WHAT NEEDS TO BE DONE> Copy each line below holding "main".

DATASET RECORDS>

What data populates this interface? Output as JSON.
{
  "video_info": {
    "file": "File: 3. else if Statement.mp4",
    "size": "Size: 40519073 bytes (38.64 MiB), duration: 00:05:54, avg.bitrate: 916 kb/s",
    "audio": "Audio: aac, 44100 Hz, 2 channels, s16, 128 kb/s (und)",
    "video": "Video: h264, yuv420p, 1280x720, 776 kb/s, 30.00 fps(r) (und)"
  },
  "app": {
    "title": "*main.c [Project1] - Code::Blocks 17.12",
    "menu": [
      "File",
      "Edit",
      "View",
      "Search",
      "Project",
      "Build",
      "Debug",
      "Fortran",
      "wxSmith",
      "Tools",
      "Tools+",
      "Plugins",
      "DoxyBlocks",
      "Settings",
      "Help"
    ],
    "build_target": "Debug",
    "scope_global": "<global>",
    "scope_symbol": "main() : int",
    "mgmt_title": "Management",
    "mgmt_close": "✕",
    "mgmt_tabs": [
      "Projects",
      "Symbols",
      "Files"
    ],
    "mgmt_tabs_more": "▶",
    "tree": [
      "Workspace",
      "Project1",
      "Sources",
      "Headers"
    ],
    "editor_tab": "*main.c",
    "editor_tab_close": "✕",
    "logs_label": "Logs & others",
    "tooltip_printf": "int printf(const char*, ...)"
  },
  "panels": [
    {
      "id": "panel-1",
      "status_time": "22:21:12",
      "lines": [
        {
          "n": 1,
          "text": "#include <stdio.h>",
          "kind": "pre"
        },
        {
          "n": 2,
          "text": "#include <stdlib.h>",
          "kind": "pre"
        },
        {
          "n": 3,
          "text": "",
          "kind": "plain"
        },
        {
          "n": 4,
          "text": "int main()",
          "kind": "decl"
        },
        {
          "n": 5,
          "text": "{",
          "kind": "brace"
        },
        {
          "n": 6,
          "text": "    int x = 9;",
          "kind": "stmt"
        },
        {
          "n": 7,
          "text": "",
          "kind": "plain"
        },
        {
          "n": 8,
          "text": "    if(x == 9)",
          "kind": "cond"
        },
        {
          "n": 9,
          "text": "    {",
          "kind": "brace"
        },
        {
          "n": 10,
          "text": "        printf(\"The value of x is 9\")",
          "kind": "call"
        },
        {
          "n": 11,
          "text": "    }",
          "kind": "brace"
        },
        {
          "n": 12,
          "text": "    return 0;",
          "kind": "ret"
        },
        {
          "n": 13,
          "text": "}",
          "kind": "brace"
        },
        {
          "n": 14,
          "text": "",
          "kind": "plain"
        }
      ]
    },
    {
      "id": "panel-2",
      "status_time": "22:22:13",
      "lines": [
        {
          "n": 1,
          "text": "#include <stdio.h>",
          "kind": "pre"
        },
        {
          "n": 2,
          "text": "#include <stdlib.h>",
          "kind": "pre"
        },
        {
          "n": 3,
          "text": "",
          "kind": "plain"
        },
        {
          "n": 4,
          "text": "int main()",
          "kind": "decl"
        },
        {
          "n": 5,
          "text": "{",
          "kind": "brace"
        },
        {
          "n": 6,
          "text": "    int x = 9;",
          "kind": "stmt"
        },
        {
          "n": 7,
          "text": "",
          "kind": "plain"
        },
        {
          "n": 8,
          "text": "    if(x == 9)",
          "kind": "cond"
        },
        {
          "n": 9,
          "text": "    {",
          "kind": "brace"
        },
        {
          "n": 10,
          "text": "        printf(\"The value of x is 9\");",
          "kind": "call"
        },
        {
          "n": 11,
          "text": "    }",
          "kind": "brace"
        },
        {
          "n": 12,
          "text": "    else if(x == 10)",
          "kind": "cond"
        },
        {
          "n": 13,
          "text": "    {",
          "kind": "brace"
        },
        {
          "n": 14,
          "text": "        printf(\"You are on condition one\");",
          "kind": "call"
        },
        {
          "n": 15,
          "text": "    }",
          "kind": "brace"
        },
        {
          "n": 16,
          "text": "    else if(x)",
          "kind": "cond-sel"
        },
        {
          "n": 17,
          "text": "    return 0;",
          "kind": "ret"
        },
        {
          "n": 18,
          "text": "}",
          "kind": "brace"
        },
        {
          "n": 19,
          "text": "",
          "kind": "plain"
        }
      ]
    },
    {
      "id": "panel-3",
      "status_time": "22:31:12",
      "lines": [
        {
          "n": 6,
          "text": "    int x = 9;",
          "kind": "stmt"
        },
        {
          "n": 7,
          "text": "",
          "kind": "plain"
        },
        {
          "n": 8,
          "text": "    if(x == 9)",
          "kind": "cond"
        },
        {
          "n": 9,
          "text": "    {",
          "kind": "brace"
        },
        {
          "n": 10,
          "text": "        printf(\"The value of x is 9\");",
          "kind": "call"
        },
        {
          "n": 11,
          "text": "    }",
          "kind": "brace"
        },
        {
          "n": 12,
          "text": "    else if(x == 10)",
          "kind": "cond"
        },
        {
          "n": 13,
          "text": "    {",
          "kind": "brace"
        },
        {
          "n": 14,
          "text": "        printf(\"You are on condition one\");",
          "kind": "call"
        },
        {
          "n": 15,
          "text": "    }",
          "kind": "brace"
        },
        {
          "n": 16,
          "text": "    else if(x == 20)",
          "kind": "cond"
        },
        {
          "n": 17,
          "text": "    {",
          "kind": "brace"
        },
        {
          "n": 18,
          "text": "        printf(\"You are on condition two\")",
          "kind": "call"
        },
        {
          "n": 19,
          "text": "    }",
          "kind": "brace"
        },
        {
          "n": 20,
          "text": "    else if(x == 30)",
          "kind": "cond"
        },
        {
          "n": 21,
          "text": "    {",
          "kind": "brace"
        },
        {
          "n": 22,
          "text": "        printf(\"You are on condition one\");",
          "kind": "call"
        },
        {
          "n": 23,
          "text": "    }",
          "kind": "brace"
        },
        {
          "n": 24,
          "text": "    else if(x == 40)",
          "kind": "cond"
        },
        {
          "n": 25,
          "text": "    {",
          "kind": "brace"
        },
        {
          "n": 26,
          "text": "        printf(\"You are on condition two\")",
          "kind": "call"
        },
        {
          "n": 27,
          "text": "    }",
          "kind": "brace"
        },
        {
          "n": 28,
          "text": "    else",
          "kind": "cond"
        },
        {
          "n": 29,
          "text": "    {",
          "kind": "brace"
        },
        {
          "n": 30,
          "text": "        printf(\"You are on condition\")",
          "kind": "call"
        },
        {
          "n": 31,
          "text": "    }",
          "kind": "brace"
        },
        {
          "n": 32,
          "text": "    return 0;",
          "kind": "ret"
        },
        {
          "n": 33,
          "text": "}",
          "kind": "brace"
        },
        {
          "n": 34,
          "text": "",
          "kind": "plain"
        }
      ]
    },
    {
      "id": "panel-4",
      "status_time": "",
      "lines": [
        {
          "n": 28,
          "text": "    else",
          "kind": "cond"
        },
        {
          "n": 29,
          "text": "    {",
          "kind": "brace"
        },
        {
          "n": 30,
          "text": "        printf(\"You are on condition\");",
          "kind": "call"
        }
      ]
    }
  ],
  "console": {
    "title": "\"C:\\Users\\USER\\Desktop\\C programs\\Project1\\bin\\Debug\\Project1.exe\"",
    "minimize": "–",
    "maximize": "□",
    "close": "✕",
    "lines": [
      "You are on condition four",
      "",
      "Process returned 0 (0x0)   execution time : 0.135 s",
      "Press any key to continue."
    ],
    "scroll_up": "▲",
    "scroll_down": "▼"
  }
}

THE COMPLETED TASK>
    "title": "*main.c [Project1] - Code::Blocks 17.12",
    "scope_symbol": "main() : int",
    "editor_tab": "*main.c",
          "text": "int main()",
          "text": "int main()",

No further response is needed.